* [Goal of the exercise]: Look through the entries for the string "progress" and copy every line where it shows up.

Stored records

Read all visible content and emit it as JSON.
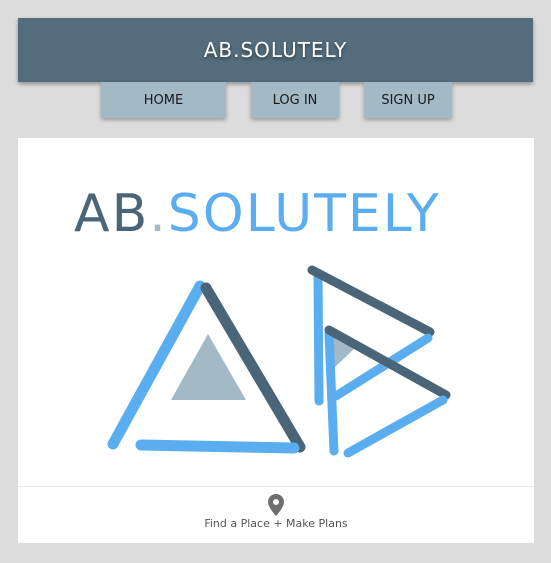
{
  "header": {
    "title": "AB.SOLUTELY"
  },
  "nav": {
    "home_label": "HOME",
    "login_label": "LOG IN",
    "signup_label": "SIGN UP"
  },
  "logo": {
    "word_part1": "AB",
    "word_dot": ".",
    "word_part2": "SOLUTELY"
  },
  "footer": {
    "icon": "map-pin-icon",
    "tagline": "Find a Place + Make Plans"
  },
  "colors": {
    "header_bg": "#546c7c",
    "nav_bg": "#a3b9c6",
    "dark_slate": "#4a6478",
    "bright_blue": "#5aaef0",
    "triangle_fill": "#a3b9c6",
    "page_bg": "#dcdcdc"
  }
}
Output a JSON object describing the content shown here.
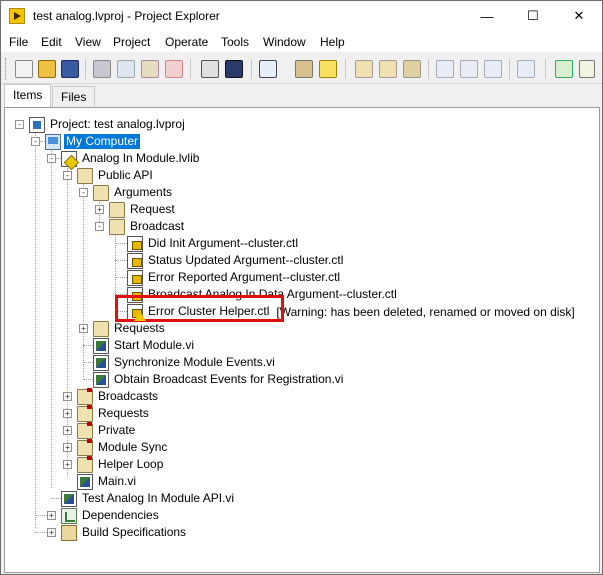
{
  "window": {
    "title": "test analog.lvproj - Project Explorer",
    "minimize_glyph": "—",
    "maximize_glyph": "☐",
    "close_glyph": "✕"
  },
  "menu": [
    "File",
    "Edit",
    "View",
    "Project",
    "Operate",
    "Tools",
    "Window",
    "Help"
  ],
  "tabs": [
    {
      "label": "Items",
      "active": true
    },
    {
      "label": "Files",
      "active": false
    }
  ],
  "toolbar_icons": [
    "new-icon",
    "open-icon",
    "save-all-icon",
    "cut-icon",
    "copy-icon",
    "paste-icon",
    "delete-icon",
    "build-icon",
    "deploy-icon",
    "view-icon",
    "dropdown-icon",
    "wrench-icon",
    "warning-icon",
    "collapse-icon",
    "expand-icon",
    "add-icon",
    "undo-icon",
    "redo-icon",
    "arrow-icon",
    "run-icon",
    "stop-icon"
  ],
  "tree": [
    {
      "label": "Project: test analog.lvproj",
      "icon": "project"
    },
    {
      "label": "My Computer",
      "icon": "computer",
      "selected": true
    },
    {
      "label": "Analog In Module.lvlib",
      "icon": "lib"
    },
    {
      "label": "Public API",
      "icon": "folder"
    },
    {
      "label": "Arguments",
      "icon": "folder"
    },
    {
      "label": "Request",
      "icon": "folder"
    },
    {
      "label": "Broadcast",
      "icon": "folder"
    },
    {
      "label": "Did Init Argument--cluster.ctl",
      "icon": "ctl"
    },
    {
      "label": "Status Updated Argument--cluster.ctl",
      "icon": "ctl"
    },
    {
      "label": "Error Reported Argument--cluster.ctl",
      "icon": "ctl"
    },
    {
      "label": "Broadcast Analog In Data Argument--cluster.ctl",
      "icon": "ctl"
    },
    {
      "label": "Error Cluster Helper.ctl",
      "icon": "ctl-warning",
      "warning": "[Warning:  has been deleted, renamed or moved on disk]"
    },
    {
      "label": "Requests",
      "icon": "folder"
    },
    {
      "label": "Start Module.vi",
      "icon": "vi"
    },
    {
      "label": "Synchronize Module Events.vi",
      "icon": "vi"
    },
    {
      "label": "Obtain Broadcast Events for Registration.vi",
      "icon": "vi"
    },
    {
      "label": "Broadcasts",
      "icon": "folder-flag"
    },
    {
      "label": "Requests",
      "icon": "folder-flag"
    },
    {
      "label": "Private",
      "icon": "folder-flag"
    },
    {
      "label": "Module Sync",
      "icon": "folder-flag"
    },
    {
      "label": "Helper Loop",
      "icon": "folder-flag"
    },
    {
      "label": "Main.vi",
      "icon": "vi"
    },
    {
      "label": "Test Analog In Module API.vi",
      "icon": "vi"
    },
    {
      "label": "Dependencies",
      "icon": "dep"
    },
    {
      "label": "Build Specifications",
      "icon": "build"
    }
  ]
}
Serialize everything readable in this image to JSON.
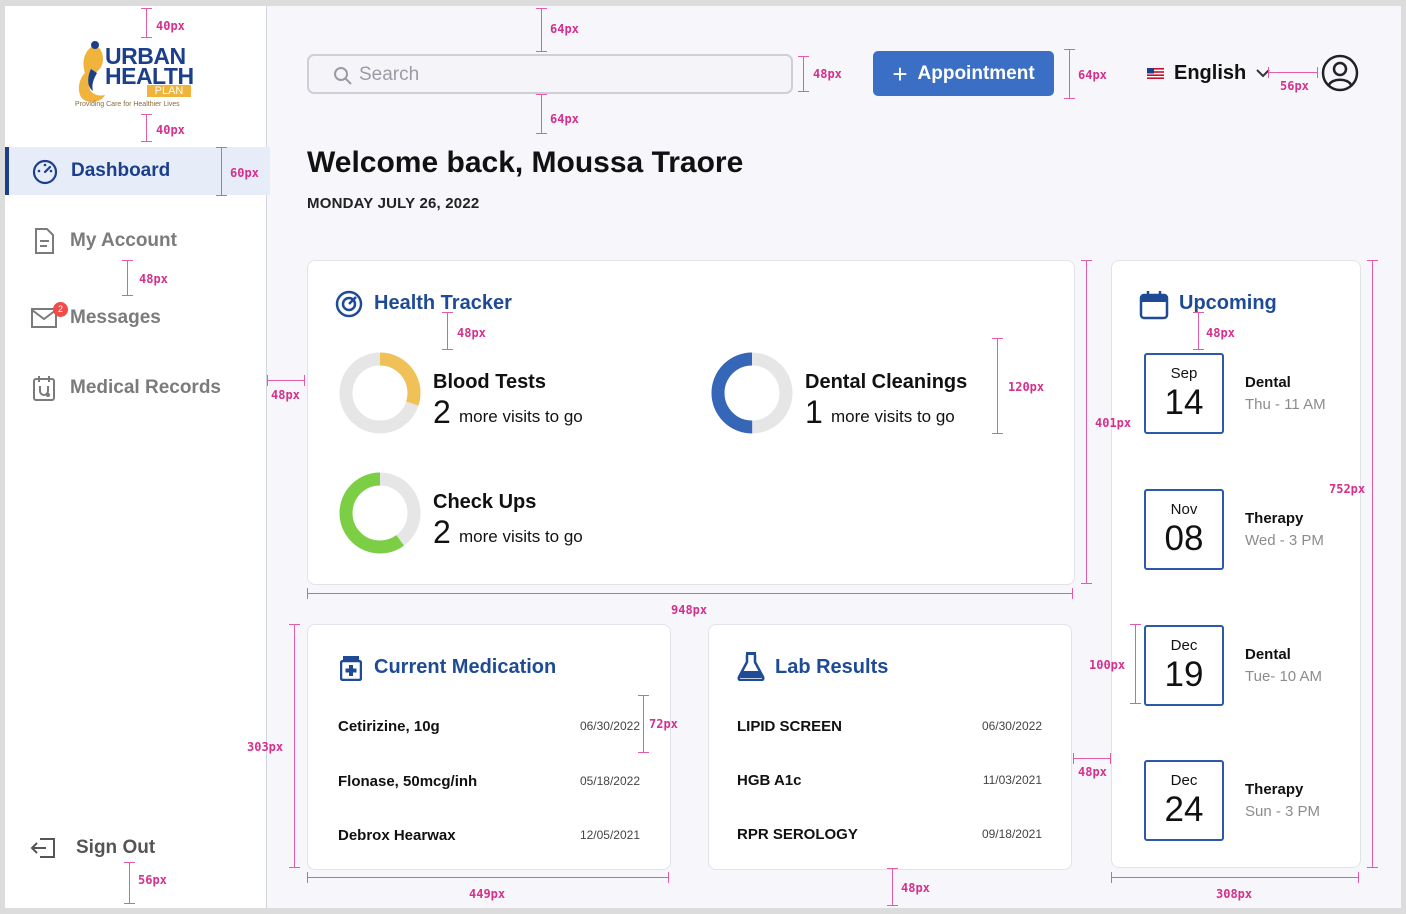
{
  "sidebar": {
    "logo": {
      "line1": "URBAN",
      "line2": "HEALTH",
      "line3": "PLAN",
      "tagline": "Providing Care for Healthier Lives"
    },
    "items": [
      {
        "label": "Dashboard",
        "icon": "dashboard-icon",
        "active": true
      },
      {
        "label": "My Account",
        "icon": "document-icon"
      },
      {
        "label": "Messages",
        "icon": "mail-icon",
        "badge": "2"
      },
      {
        "label": "Medical Records",
        "icon": "medical-records-icon"
      }
    ],
    "signout": {
      "label": "Sign Out",
      "icon": "sign-out-icon"
    }
  },
  "header": {
    "search_placeholder": "Search",
    "appointment_label": "Appointment",
    "language": "English"
  },
  "welcome": {
    "title": "Welcome back, Moussa Traore",
    "date": "MONDAY JULY 26, 2022"
  },
  "health_tracker": {
    "title": "Health Tracker",
    "items": [
      {
        "name": "Blood Tests",
        "count": "2",
        "suffix": "more visits to go",
        "color": "#f1c159",
        "progress": 0.3
      },
      {
        "name": "Dental Cleanings",
        "count": "1",
        "suffix": "more visits to go",
        "color": "#3566b8",
        "progress": 0.5
      },
      {
        "name": "Check Ups",
        "count": "2",
        "suffix": "more visits to go",
        "color": "#7ccf45",
        "progress": 0.6
      }
    ]
  },
  "medication": {
    "title": "Current Medication",
    "rows": [
      {
        "name": "Cetirizine, 10g",
        "date": "06/30/2022"
      },
      {
        "name": "Flonase, 50mcg/inh",
        "date": "05/18/2022"
      },
      {
        "name": "Debrox Hearwax",
        "date": "12/05/2021"
      }
    ]
  },
  "labs": {
    "title": "Lab Results",
    "rows": [
      {
        "name": "LIPID SCREEN",
        "date": "06/30/2022"
      },
      {
        "name": "HGB A1c",
        "date": "11/03/2021"
      },
      {
        "name": "RPR SEROLOGY",
        "date": "09/18/2021"
      }
    ]
  },
  "upcoming": {
    "title": "Upcoming",
    "items": [
      {
        "month": "Sep",
        "day": "14",
        "type": "Dental",
        "when": "Thu - 11 AM"
      },
      {
        "month": "Nov",
        "day": "08",
        "type": "Therapy",
        "when": "Wed - 3 PM"
      },
      {
        "month": "Dec",
        "day": "19",
        "type": "Dental",
        "when": "Tue- 10 AM"
      },
      {
        "month": "Dec",
        "day": "24",
        "type": "Therapy",
        "when": "Sun - 3 PM"
      }
    ]
  },
  "annotations": {
    "a40top": "40px",
    "a40b": "40px",
    "a60": "60px",
    "a48nav": "48px",
    "a56": "56px",
    "a64top": "64px",
    "a64bot": "64px",
    "a48search": "48px",
    "a64btn": "64px",
    "a56user": "56px",
    "a48left": "48px",
    "a48title": "48px",
    "a120": "120px",
    "a401": "401px",
    "a948": "948px",
    "a48up": "48px",
    "a752": "752px",
    "a100": "100px",
    "a48gap": "48px",
    "a303": "303px",
    "a72": "72px",
    "a449": "449px",
    "a48bottom": "48px",
    "a308": "308px"
  }
}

* [Written response]:
        "progress": 0.3
        "progress": 0.5
        "progress": 0.6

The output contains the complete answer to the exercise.